- continue to support the implementation of First Nation’s rights and aspirations in water management so as to improve the spiritual, cultural, natural, environmental, social and economic conditions of the Nation; and in doing so, enhance environmental watering outcomes via the mechanism of two-way learning
- implement key recommendations from the Evaluation of NSW Environmental Water Advisory Groups and capitalise on opportunities from the renewal of membership process to use local knowledge and strengthen and develop new cooperative relationships with stakeholders and delivery partners
- to inform progress towards achieving the objectives and targets in the Lachlan Long Term Water Plan (LTWP) through monitoring.
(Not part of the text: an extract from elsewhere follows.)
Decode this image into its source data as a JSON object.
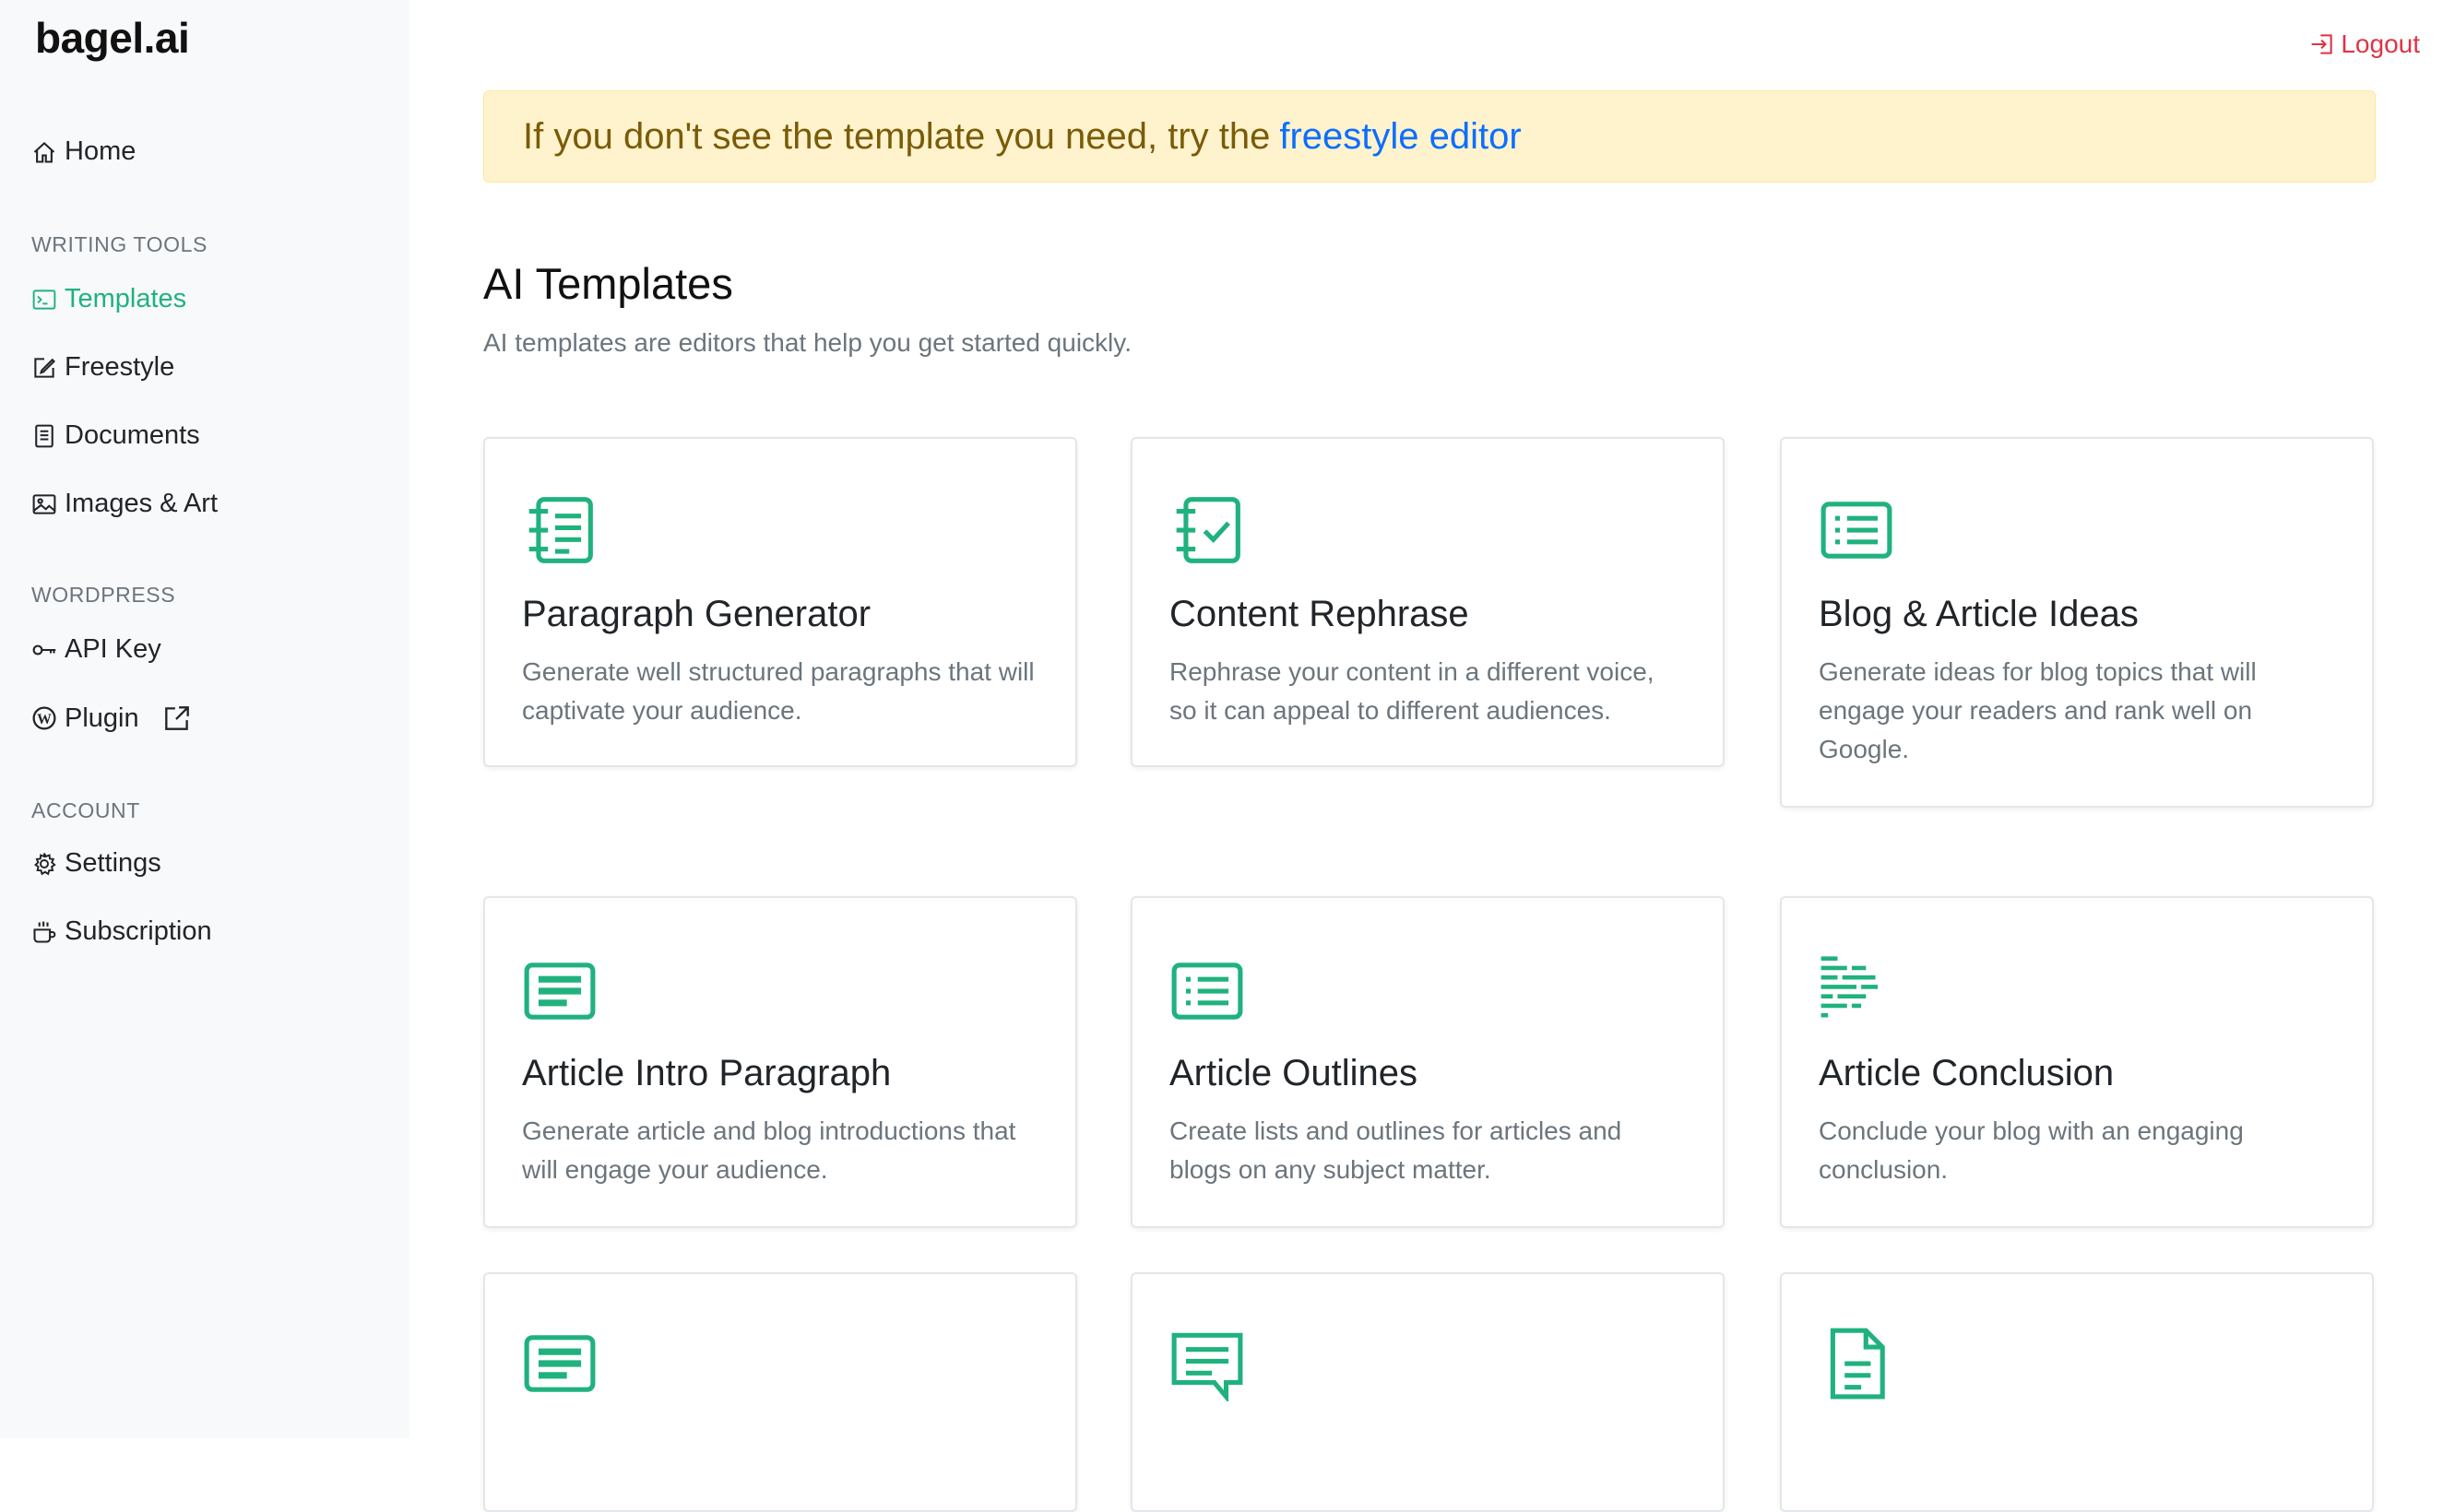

Objectives include restoring the ecological characteristics and functions of iconic and nationally significant wetlands dependent on floodplain inundation and connectivity
- use the NSW held environmental water portfolio to achieve the best environmental effect, through water delivery, the application of planned environmental water provisions in water sharing plans, carry over and complimentary measures, including land management and addressing constraints such as fish passage.
The EWAG advises on the use of water for the environment from a number of sources including the environmental water provisions of the Water Sharing Plan for the Lachlan Regulated River Water Source 2003, adaptive water held by the Department of Planning, Industry and Environment (former Office of Environment and Heritage) and allocations made available from entitlements held by the Commonwealth Environmental Water Office.
Range of stakeholders
Group members represent a range of stakeholders including the Aboriginal community, Lachlan landholders and water users (including floodplain graziers, irrigators, stock and domestic users), the Lake Cowal Foundation, the Department of Planning, Industry and Environment’s Energy and Science group (DPIE–EES), the NSW Department of Primary Industries (DPI) Fisheries, Lachlan Valley Water, WaterNSW, the Murray Darling Basin Authority, the Commonwealth Environmental Water Office (CEWO) and University of Canberra.